Potential Impact On Antitrust Law
The logic of the FCC’s gatekeeper theory isn’t limited to internet service providers. As Judge Silberman noted in his separate opinion in the D.C. Circuit’s first net neutrality opinion, any intermediary between a consumer and an upstream seller is a “gatekeeper.”
“All retail stores, for instance, are ‘gatekeepers.’ The term is thus meaningful only insofar as the gatekeeper by means of a powerful economic position vis-a-vis consumers gains leverage over suppliers.”
The FCC’s gatekeeper theory and the court decisions upholding it thus indicate that the existence of switching costs is alone enough to give a gatekeeper sufficient anticompetitive leverage over a supplier to warrant pervasive economic regulation of any industry with fewer than four nationwide competitors.
Given that there are many industries with switching costs similar to ISPs, this result could have significant consequences for antitrust law, especially with respect to the “essential facilities doctrine.” In the U.S., a private firm is ordinarily free to exercise its own independent discretion as to the parties with whom it will deal and has no duty to share its facilities or resources with others. Compelling firms to share a source of their competitive advantage “is in some tension with the underlying purpose of antitrust law, since it may lessen the incentive for” investment in economically beneficial facilities. Antitrust law thus recognizes a duty to deal only when a facility is controlled by a monopoly firm and competing firms lack a reasonable ability to reproduce the facility, because “new entrants must either be allowed to share the bottleneck facility or fail.” (First Competitive Carrier Order, 85 F.C.C.2d 1 at para. 59.)

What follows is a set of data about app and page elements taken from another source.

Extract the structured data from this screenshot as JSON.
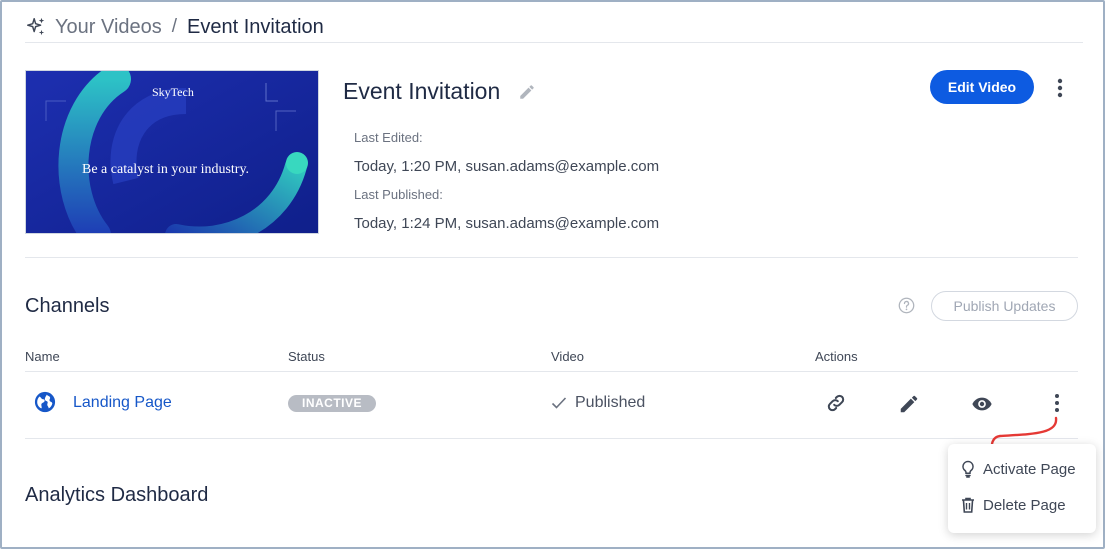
{
  "breadcrumb": {
    "root": "Your Videos",
    "separator": "/",
    "current": "Event Invitation"
  },
  "video": {
    "title": "Event Invitation",
    "thumbnail_brand": "SkyTech",
    "thumbnail_tagline": "Be a catalyst in your industry.",
    "last_edited_label": "Last Edited:",
    "last_edited_value": "Today, 1:20 PM, susan.adams@example.com",
    "last_published_label": "Last Published:",
    "last_published_value": "Today, 1:24 PM, susan.adams@example.com",
    "edit_button": "Edit Video"
  },
  "channels": {
    "title": "Channels",
    "publish_button": "Publish Updates",
    "columns": [
      "Name",
      "Status",
      "Video",
      "Actions"
    ],
    "rows": [
      {
        "name": "Landing Page",
        "status": "INACTIVE",
        "video": "Published",
        "actions": [
          "link-icon",
          "pencil-icon",
          "eye-icon",
          "more-vertical-icon"
        ]
      }
    ]
  },
  "row_menu": {
    "items": [
      {
        "label": "Activate Page",
        "icon": "lightbulb-icon"
      },
      {
        "label": "Delete Page",
        "icon": "trash-icon"
      }
    ]
  },
  "analytics": {
    "title": "Analytics Dashboard"
  },
  "colors": {
    "primary": "#0d5be1",
    "link": "#1657c8",
    "inactive_badge": "#b8bcc4",
    "annotation_arrow": "#e53935"
  }
}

The gatekeeper theory effectively adopts the “bottleneck” analysis of the essential facilities doctrine — that without compelled access to ISP facilities, edge providers would fail — but substitutes switching costs for the monopoly and facility reproduction requirements. The FCC’s net neutrality orders concluded that, if ISPs had charged for priority access, “some innovative edge providers that have today become major Internet businesses might not have been able to survive.” Indeed, all of the potential “harms” to edge providers that were identified in the FCC’s net neutrality orders (discrimination in favor of ISP services and “excessive” charges) are based on traditional anticompetitive harms that justify government intervention under antitrust law. The D.C. Circuit Court’s opinion holding that the FCC’s gatekeeper theory is reasonable thus implies that the same theory would reasonably support a claim for relief under antitrust law in other industries as well.